The role of the DIFC Courts
The DIFC Wills and Probate Registry works on the basis of existing UAE laws and a new legal development, the DIFC Wills and Probate Registry Rules. A separate entity, the Registry, works in conjunction with the DIFC Courts. All Grants of Probate (court orders) after someone’s passing, will be issued by the DIFC Courts’ judges.
In the UK, it is estimated that roughly only 200 out of 200,000 Wills have resulted in probate disputes in court. This represents barely 0.1 percent of the probate grants issued, and in most of those cases, the dispute was a result of the Will not being executed properly ie the Will was not signed or witnessed correctly.
The risk of such events will be significantly reduced through the formal Will registration process utilized by the DIFC Wills and Probate Registry. This system mitigates the risks of probate disputes, by asking the testator to sign the Will in the presence of a registry officer, who also acts as the second witness to the Will.
The process thereby eliminates most of the challenges to the validity of the Will such as those based on lack of proper execution, lack of testamentary capacity, or forgery. Other grounds to challenge a Will, such as those based on construction are usually the result of poor drafting, which should be overcome where a lawyer is appointed to draft the Will.
In case a dispute over a Will results in litigation, the parties are to be guided through the DIFC Courts, in accordance with the Rules, and all other laws applicable in the DIFC. Over the past nine years, the DIFC Courts have established a reputation for efficiency, and its courts orders are known for being easily enforced in Dubai.
A word of caution
While the new Wills and Probate rules in Dubai do not limit testamentary freedom, and DIFC Will must also comply with the law of succession of the nationality of the deceased, should they be subject to it.
While this may be relatively simple for English or US domiciled expatriates living in Dubai, it may be more complex for nationals from civil law countries where forced heirship rules are enshrined in the national law.
The purpose of a Will
It is strongly advised that one makes a Will if he wishes to choose the shares of his estate are to be distributed to which people. A Will can also help safeguard the loved one’s future, and limit the risks of legal disputes after one’s death.
The Will appoints an executor: this can be a person or company you trust (for example, spouse, son or daughter, friend, lawyer, wealth advisor), who then administers the estate and distributes assets to the beneficiaries listed in the Will. One can also appoint guardians for minor children in the unfortunate event that he/she (and the spouse) pass away.

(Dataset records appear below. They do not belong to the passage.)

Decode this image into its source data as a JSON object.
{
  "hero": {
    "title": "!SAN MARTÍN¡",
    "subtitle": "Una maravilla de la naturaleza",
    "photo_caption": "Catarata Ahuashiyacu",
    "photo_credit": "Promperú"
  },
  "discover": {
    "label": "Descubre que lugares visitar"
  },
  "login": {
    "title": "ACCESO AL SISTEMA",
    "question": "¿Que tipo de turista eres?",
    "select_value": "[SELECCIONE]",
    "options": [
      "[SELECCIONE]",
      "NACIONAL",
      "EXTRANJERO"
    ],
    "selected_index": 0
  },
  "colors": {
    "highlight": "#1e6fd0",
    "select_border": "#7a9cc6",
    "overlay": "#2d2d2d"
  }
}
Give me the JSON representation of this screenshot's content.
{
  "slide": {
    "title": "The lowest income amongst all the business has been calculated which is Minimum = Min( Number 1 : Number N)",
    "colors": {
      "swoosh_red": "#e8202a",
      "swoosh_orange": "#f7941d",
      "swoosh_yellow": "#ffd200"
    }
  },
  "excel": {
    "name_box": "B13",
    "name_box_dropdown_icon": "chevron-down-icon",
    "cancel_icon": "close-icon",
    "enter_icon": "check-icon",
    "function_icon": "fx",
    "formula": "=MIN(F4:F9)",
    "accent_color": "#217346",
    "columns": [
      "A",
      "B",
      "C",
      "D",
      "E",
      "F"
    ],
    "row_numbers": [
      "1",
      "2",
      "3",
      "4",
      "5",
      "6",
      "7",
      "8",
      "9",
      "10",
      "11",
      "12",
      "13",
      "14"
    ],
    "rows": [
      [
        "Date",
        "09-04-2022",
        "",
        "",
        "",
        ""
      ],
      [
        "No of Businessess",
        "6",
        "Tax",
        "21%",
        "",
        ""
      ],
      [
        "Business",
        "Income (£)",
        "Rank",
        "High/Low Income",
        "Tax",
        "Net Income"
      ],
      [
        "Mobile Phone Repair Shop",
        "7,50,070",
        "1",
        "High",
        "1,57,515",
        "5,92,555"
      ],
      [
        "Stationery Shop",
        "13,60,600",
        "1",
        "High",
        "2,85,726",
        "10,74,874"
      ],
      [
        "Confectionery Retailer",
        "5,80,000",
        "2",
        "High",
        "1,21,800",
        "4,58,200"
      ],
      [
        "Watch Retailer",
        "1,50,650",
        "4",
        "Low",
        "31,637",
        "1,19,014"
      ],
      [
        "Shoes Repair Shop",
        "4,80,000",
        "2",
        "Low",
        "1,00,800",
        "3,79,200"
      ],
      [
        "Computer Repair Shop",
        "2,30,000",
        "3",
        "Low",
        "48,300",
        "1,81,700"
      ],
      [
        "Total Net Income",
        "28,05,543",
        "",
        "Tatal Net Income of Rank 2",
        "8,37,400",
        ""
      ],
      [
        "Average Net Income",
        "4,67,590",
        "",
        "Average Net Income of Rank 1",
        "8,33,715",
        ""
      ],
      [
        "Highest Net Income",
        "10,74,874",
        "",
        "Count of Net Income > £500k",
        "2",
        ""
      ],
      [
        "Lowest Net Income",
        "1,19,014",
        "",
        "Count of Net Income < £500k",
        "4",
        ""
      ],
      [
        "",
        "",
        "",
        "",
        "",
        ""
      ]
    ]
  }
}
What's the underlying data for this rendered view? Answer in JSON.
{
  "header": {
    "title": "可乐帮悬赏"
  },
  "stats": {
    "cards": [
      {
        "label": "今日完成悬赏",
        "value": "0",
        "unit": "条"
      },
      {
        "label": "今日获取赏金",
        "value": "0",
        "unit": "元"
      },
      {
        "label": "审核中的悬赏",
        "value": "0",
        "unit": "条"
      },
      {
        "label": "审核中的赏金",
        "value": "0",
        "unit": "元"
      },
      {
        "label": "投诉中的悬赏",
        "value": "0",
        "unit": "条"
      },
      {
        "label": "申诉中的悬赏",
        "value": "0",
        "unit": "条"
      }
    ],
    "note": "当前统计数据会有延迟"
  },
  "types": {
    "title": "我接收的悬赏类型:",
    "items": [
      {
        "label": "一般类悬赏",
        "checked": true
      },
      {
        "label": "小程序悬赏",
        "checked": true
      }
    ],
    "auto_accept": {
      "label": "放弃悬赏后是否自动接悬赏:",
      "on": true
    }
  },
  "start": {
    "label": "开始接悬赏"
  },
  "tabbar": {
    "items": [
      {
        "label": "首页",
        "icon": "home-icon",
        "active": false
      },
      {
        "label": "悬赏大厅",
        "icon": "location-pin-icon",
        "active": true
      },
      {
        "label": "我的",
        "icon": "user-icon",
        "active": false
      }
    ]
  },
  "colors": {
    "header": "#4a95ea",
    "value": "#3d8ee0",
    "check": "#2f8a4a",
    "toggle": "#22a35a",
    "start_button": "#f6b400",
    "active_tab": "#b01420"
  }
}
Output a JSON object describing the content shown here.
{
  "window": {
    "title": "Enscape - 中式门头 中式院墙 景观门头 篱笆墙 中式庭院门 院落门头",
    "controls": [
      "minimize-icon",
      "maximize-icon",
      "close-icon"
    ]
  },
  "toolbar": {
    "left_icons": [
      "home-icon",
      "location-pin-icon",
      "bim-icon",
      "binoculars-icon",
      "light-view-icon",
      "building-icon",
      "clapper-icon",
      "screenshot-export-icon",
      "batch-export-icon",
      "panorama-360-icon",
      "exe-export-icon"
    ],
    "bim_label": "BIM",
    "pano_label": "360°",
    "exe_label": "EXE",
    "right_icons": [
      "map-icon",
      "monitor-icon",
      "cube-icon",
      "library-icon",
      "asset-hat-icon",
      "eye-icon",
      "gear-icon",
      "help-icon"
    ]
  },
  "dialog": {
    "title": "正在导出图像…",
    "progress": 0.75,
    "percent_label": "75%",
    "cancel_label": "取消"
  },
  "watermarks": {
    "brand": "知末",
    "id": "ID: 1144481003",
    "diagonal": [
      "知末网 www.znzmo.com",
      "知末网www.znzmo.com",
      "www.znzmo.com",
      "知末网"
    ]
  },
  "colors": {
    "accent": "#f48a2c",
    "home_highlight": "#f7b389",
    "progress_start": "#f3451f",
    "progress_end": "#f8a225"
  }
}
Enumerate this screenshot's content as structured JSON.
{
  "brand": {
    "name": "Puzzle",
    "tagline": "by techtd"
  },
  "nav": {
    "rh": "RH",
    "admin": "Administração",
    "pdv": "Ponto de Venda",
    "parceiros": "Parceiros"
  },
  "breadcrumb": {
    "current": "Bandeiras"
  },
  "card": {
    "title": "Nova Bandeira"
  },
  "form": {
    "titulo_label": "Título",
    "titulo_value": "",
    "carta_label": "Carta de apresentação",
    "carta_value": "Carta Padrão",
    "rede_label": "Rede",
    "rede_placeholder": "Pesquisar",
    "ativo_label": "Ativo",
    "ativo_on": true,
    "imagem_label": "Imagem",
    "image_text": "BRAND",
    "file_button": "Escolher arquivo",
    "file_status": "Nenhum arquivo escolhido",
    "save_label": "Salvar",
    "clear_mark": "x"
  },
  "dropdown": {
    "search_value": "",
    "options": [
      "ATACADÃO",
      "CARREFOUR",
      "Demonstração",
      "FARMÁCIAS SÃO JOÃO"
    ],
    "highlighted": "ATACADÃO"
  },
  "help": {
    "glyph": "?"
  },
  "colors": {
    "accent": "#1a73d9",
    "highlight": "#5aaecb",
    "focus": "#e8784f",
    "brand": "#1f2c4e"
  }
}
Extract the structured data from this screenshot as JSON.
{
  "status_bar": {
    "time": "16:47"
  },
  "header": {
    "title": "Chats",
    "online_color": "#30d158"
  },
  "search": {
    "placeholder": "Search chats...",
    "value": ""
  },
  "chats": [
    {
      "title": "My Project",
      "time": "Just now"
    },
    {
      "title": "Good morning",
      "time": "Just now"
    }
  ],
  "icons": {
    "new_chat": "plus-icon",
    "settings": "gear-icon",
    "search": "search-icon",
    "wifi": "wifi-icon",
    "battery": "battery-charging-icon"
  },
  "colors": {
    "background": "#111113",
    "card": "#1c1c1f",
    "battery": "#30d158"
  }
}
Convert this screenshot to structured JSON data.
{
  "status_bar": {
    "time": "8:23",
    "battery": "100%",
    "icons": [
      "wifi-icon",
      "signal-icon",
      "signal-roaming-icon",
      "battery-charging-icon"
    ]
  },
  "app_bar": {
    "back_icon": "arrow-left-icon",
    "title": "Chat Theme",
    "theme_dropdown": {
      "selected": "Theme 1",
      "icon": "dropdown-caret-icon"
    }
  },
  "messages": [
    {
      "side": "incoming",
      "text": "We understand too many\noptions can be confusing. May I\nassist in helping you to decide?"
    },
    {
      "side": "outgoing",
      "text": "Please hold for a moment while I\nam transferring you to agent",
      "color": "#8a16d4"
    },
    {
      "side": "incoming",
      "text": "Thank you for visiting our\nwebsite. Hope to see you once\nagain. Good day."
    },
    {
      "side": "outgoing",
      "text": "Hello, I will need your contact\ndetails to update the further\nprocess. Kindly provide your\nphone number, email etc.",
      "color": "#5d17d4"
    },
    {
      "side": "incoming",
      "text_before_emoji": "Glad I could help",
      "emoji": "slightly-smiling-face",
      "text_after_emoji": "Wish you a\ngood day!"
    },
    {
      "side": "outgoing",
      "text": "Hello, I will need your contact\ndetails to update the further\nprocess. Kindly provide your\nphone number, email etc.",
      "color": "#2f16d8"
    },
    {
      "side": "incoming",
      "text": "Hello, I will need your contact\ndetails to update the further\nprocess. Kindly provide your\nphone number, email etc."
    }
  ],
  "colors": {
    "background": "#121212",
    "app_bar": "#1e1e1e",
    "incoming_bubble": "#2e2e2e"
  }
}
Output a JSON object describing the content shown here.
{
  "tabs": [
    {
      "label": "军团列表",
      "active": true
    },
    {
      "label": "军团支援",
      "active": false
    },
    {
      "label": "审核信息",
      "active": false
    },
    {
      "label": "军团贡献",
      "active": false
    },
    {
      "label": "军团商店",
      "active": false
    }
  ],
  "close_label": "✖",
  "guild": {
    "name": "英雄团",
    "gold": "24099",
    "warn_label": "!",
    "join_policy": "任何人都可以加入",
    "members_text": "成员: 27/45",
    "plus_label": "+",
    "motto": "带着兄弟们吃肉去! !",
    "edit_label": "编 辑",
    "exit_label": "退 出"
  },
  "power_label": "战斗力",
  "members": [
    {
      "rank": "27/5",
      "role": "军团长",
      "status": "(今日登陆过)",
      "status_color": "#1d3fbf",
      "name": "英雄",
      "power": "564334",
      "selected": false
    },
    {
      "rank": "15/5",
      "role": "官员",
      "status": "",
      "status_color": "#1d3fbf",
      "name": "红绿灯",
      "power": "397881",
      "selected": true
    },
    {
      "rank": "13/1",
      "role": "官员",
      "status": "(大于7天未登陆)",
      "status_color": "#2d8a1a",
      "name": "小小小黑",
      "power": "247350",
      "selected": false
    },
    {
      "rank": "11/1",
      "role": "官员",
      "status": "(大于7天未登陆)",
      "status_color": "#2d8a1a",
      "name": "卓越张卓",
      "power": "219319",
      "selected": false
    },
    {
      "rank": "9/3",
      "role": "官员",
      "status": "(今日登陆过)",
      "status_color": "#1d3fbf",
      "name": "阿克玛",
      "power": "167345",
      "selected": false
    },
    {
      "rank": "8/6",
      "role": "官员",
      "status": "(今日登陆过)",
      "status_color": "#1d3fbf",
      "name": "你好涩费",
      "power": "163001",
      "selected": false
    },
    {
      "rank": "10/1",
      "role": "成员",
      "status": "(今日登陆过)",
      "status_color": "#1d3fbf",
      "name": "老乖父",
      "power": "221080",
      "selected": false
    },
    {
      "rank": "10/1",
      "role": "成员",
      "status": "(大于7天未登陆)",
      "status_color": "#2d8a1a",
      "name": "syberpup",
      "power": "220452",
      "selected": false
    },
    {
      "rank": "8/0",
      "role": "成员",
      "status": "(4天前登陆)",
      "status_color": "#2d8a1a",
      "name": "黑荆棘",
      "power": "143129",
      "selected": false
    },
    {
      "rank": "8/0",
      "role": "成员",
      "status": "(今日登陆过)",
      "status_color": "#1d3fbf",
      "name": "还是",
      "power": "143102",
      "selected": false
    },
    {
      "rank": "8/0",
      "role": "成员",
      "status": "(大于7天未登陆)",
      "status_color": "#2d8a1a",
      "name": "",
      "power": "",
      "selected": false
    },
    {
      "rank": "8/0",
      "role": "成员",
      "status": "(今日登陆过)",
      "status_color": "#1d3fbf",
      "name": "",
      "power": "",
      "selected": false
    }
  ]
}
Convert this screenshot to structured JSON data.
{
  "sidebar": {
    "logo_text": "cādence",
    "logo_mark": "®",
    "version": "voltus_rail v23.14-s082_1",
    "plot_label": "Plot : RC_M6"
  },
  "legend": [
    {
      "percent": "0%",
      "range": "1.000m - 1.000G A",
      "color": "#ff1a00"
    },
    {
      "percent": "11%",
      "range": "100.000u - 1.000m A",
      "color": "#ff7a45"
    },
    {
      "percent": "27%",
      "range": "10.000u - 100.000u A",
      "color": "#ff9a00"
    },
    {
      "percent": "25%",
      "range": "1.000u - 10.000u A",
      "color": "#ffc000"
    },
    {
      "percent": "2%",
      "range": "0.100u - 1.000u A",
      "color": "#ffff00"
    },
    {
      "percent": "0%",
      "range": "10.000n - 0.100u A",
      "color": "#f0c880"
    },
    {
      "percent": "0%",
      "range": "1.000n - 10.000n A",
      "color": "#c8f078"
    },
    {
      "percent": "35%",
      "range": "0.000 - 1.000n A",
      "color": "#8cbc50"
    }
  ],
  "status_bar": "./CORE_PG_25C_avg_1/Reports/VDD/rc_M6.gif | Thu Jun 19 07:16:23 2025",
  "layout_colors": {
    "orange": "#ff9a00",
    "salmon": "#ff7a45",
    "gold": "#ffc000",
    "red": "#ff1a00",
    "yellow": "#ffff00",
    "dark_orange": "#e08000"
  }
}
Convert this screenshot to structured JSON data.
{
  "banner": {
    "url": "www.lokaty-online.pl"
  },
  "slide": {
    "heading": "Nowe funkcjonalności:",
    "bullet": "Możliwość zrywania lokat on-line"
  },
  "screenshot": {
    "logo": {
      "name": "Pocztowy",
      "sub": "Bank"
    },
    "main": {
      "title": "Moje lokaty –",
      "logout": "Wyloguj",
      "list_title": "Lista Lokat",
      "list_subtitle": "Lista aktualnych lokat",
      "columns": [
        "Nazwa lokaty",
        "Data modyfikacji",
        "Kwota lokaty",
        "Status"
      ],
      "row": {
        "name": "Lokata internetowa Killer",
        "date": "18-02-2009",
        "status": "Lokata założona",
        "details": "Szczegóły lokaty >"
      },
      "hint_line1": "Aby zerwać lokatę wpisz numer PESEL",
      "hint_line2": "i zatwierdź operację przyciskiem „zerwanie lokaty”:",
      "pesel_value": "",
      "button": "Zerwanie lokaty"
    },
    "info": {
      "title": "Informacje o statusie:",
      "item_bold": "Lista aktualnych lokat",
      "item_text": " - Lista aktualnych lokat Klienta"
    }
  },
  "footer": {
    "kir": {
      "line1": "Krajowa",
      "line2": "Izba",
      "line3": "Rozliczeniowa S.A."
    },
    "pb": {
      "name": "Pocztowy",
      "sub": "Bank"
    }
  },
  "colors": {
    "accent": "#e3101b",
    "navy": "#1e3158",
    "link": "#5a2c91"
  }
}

The Will also carves out various beneficiaries in line of priority and can provide instructions on how and when assets are to be distributed. It may cover various specific family situations and provide instructions to the loved ones, in line with the testator’s concerns and wishes.
Unlike a contract, the Will is not an ‘animate’ legal document and is subject to immediate implementation and amendments, if necessary. A person may modify his/ her Will during lifetime, but more often the document is only opened and given effect to by a judge once the person passes away. To avoid omissions, it is crucial to consult a licensed legal professional to draft the Will, who will ask the right questions and design the Will to suit the specific family circumstances and potential situations.
Drafting the Will
An individual may draft his/her own Will, however, it is highly recommended to use the services of a licensed legal practitioner. This way, he/she can make sure this important legal document stands the test of time.
Costs to register a Will
A single Will registration covering Dubai assets and guardianship costs Dhs10.000 (US$2.800) and mirror Wills (Wills made by spouses) cost Dhs15.000 (US$4.200) for both husband and wife. If one do not have assets in Dubai and only wish to appoint guardians for minor children, a guardianship will can be registered for Dhs5.000 (US$1.400) and Dhs7.500 ($2.100) for two mirror guardianship Wills.
The Quickest Way?
If you are interested in registering a will, just contact us